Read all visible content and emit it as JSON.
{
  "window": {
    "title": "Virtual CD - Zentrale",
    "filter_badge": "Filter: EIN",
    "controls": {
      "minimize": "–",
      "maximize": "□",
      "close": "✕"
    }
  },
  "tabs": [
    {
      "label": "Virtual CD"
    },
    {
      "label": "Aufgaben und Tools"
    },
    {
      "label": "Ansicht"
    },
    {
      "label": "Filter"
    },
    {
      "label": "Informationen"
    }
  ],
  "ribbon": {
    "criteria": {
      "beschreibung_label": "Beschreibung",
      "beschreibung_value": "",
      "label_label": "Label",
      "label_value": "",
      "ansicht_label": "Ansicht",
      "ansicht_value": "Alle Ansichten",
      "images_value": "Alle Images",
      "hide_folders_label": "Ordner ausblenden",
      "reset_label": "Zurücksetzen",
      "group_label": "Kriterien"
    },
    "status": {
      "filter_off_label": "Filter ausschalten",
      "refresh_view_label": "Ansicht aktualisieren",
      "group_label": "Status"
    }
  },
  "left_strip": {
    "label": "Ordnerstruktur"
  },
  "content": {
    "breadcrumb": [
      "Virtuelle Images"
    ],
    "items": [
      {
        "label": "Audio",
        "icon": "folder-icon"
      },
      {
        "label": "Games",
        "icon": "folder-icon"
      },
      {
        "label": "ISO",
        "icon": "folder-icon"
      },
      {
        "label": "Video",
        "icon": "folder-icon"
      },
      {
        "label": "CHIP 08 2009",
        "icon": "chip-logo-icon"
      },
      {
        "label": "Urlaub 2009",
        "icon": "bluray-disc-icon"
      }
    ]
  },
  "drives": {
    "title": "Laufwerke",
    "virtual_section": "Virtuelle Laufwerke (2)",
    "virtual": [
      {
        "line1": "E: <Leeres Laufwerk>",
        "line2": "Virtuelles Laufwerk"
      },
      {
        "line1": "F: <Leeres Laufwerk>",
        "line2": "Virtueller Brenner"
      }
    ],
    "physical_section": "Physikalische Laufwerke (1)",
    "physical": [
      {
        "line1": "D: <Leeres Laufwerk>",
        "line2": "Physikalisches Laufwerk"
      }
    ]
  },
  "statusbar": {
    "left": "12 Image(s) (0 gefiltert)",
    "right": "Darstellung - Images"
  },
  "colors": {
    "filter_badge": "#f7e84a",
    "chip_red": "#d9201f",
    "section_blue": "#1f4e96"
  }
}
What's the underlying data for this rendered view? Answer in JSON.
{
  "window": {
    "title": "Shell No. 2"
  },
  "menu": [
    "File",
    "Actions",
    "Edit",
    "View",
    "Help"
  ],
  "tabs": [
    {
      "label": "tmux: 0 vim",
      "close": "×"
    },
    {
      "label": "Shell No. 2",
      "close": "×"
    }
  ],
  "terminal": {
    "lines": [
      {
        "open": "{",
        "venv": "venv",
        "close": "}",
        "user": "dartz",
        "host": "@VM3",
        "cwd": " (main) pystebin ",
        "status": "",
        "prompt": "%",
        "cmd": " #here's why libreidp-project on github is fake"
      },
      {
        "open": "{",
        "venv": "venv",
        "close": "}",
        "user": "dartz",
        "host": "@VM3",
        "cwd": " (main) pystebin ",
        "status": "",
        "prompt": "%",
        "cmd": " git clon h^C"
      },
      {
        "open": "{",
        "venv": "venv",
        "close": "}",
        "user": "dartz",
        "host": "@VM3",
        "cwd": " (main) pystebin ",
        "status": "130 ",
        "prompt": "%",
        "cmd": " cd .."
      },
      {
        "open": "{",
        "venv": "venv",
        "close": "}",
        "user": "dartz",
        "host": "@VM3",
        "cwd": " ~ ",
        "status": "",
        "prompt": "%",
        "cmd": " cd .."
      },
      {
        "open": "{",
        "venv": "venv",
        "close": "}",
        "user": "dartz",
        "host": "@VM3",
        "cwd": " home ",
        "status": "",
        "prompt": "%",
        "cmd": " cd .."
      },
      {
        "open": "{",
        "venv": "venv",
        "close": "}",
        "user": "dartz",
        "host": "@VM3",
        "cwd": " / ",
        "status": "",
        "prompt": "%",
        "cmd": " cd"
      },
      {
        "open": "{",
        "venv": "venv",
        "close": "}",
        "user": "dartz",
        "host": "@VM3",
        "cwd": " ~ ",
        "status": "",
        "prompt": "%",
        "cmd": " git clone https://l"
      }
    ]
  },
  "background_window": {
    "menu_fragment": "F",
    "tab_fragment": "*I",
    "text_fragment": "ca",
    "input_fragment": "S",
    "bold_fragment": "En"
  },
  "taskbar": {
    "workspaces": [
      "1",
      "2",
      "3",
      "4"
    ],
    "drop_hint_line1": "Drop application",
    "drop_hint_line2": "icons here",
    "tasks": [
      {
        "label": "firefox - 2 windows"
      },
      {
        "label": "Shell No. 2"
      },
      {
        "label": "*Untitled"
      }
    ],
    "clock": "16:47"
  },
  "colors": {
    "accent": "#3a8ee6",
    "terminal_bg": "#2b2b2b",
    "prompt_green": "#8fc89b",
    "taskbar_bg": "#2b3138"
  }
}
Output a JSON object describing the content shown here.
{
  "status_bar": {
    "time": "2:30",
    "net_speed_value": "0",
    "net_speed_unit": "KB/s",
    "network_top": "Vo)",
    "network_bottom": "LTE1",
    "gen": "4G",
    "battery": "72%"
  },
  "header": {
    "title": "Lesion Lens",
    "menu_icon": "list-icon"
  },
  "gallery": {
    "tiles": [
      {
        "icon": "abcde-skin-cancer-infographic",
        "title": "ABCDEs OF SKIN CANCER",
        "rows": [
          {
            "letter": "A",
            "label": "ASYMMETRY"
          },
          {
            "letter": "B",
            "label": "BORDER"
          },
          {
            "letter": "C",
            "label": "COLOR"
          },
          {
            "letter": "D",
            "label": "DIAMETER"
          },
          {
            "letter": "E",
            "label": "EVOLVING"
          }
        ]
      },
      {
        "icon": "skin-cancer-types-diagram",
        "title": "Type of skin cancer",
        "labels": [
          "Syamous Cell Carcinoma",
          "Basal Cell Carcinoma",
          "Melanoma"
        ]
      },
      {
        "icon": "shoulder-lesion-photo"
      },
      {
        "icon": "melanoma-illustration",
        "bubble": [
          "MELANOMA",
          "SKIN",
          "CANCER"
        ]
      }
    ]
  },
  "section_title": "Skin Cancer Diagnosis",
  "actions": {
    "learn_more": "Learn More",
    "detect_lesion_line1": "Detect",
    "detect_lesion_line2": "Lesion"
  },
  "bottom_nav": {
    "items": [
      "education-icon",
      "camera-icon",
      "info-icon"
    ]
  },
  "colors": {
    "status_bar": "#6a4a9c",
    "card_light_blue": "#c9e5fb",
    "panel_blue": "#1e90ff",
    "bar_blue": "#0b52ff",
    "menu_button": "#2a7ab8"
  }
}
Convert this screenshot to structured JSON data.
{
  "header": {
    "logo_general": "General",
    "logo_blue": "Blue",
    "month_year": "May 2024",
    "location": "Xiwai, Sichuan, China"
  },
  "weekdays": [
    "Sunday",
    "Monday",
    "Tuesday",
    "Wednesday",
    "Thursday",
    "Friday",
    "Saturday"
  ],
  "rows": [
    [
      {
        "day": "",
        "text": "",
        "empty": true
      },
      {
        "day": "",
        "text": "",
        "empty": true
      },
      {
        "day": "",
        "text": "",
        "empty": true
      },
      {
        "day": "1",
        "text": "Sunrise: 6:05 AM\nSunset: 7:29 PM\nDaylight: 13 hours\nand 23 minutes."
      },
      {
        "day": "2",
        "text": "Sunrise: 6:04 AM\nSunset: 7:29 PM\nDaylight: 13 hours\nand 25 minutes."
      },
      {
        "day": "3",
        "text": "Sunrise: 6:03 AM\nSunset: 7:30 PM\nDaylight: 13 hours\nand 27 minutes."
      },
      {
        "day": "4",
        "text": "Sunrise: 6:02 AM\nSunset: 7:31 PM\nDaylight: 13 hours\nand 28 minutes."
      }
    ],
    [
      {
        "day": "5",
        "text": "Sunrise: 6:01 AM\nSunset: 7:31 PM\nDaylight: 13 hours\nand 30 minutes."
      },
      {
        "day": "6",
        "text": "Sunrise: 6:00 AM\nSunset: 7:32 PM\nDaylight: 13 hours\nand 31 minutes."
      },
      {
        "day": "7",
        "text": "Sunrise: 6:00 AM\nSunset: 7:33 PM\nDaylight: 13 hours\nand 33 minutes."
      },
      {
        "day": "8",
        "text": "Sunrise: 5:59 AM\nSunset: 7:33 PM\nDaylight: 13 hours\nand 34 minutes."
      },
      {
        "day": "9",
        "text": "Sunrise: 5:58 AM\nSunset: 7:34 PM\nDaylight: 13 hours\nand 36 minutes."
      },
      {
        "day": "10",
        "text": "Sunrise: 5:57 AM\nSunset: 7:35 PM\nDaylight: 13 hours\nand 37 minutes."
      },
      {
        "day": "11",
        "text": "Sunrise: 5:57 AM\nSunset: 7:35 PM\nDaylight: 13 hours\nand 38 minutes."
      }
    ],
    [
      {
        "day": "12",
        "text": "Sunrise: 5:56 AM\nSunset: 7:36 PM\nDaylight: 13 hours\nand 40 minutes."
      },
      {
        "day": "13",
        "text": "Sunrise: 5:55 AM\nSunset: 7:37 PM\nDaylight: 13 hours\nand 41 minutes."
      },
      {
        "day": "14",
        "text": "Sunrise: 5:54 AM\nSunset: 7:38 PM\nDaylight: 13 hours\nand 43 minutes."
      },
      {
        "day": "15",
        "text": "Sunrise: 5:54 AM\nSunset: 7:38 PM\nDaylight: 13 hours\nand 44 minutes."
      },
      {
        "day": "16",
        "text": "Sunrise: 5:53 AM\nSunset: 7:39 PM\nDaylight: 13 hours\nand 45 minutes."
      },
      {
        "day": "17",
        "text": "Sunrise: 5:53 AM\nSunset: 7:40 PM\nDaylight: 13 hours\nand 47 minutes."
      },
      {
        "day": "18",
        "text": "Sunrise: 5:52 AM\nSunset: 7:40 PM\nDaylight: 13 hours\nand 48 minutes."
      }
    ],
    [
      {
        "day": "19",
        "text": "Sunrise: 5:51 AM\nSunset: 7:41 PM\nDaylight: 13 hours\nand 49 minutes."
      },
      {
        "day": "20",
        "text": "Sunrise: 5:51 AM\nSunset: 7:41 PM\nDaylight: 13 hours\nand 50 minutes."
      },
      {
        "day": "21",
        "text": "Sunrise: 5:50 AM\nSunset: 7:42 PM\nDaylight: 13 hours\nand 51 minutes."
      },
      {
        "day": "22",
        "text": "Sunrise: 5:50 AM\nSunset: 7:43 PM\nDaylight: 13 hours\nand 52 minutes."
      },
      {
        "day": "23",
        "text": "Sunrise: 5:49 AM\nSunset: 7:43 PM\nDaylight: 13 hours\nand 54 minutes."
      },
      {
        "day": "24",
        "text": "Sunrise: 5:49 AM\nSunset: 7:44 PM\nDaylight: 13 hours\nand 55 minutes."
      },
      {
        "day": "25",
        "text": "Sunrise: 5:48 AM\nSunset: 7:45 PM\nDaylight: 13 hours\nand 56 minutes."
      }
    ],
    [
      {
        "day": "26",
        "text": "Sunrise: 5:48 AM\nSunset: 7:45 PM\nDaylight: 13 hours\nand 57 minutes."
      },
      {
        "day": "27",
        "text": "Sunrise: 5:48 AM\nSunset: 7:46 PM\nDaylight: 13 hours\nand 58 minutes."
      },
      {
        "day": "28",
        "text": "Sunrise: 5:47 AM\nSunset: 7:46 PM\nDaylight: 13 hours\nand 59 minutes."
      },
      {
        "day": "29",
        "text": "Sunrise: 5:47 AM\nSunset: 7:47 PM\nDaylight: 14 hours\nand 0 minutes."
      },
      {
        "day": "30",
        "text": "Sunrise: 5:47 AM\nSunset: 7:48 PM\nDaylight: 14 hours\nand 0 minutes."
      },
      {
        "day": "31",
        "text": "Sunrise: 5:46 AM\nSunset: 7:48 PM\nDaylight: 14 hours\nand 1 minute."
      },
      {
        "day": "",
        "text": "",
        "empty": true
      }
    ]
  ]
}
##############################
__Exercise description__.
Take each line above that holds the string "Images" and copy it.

__Response box__.
      "images_value": "Alle Images",
      "Virtuelle Images"
    "right": "Darstellung - Images"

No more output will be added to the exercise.